■ TASK INSTRUCTIONS
Copy all of the entries that follow, exactly.
━━━ RAW DATA ━━━
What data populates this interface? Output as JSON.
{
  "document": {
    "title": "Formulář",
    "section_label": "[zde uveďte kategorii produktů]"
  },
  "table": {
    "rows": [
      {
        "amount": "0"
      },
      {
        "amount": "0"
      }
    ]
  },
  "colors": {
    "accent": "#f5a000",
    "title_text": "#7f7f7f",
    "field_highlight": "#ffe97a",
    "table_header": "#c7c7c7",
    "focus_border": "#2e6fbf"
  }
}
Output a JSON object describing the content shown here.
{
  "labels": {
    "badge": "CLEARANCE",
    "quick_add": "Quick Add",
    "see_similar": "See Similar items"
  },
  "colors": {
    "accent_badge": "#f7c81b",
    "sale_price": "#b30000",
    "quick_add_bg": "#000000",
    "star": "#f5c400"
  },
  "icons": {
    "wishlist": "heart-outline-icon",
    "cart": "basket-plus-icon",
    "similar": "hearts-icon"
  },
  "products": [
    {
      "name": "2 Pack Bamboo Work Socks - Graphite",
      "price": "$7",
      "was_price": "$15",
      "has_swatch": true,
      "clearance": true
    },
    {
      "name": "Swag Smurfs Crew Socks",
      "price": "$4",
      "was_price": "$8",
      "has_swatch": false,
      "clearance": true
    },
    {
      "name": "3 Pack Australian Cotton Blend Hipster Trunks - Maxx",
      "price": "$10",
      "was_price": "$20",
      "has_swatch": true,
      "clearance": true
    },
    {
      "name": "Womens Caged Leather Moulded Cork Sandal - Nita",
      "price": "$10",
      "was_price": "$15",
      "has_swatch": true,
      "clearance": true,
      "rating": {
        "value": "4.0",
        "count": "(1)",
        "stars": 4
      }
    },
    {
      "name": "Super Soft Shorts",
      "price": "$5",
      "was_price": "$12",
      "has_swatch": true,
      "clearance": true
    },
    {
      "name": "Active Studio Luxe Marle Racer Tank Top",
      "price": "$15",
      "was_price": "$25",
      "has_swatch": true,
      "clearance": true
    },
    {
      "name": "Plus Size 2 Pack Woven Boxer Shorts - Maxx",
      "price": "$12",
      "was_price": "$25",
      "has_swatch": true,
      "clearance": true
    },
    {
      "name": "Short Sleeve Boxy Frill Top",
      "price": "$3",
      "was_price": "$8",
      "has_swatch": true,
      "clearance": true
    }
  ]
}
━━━
■ TASK ANSWER
What data populates this interface? Output as JSON.
{
  "document": {
    "title": "Formulář",
    "section_label": "[zde uveďte kategorii produktů]"
  },
  "table": {
    "rows": [
      {
        "amount": "0"
      },
      {
        "amount": "0"
      }
    ]
  },
  "colors": {
    "accent": "#f5a000",
    "title_text": "#7f7f7f",
    "field_highlight": "#ffe97a",
    "table_header": "#c7c7c7",
    "focus_border": "#2e6fbf"
  }
}
Output a JSON object describing the content shown here.
{
  "labels": {
    "badge": "CLEARANCE",
    "quick_add": "Quick Add",
    "see_similar": "See Similar items"
  },
  "colors": {
    "accent_badge": "#f7c81b",
    "sale_price": "#b30000",
    "quick_add_bg": "#000000",
    "star": "#f5c400"
  },
  "icons": {
    "wishlist": "heart-outline-icon",
    "cart": "basket-plus-icon",
    "similar": "hearts-icon"
  },
  "products": [
    {
      "name": "2 Pack Bamboo Work Socks - Graphite",
      "price": "$7",
      "was_price": "$15",
      "has_swatch": true,
      "clearance": true
    },
    {
      "name": "Swag Smurfs Crew Socks",
      "price": "$4",
      "was_price": "$8",
      "has_swatch": false,
      "clearance": true
    },
    {
      "name": "3 Pack Australian Cotton Blend Hipster Trunks - Maxx",
      "price": "$10",
      "was_price": "$20",
      "has_swatch": true,
      "clearance": true
    },
    {
      "name": "Womens Caged Leather Moulded Cork Sandal - Nita",
      "price": "$10",
      "was_price": "$15",
      "has_swatch": true,
      "clearance": true,
      "rating": {
        "value": "4.0",
        "count": "(1)",
        "stars": 4
      }
    },
    {
      "name": "Super Soft Shorts",
      "price": "$5",
      "was_price": "$12",
      "has_swatch": true,
      "clearance": true
    },
    {
      "name": "Active Studio Luxe Marle Racer Tank Top",
      "price": "$15",
      "was_price": "$25",
      "has_swatch": true,
      "clearance": true
    },
    {
      "name": "Plus Size 2 Pack Woven Boxer Shorts - Maxx",
      "price": "$12",
      "was_price": "$25",
      "has_swatch": true,
      "clearance": true
    },
    {
      "name": "Short Sleeve Boxy Frill Top",
      "price": "$3",
      "was_price": "$8",
      "has_swatch": true,
      "clearance": true
    }
  ]
}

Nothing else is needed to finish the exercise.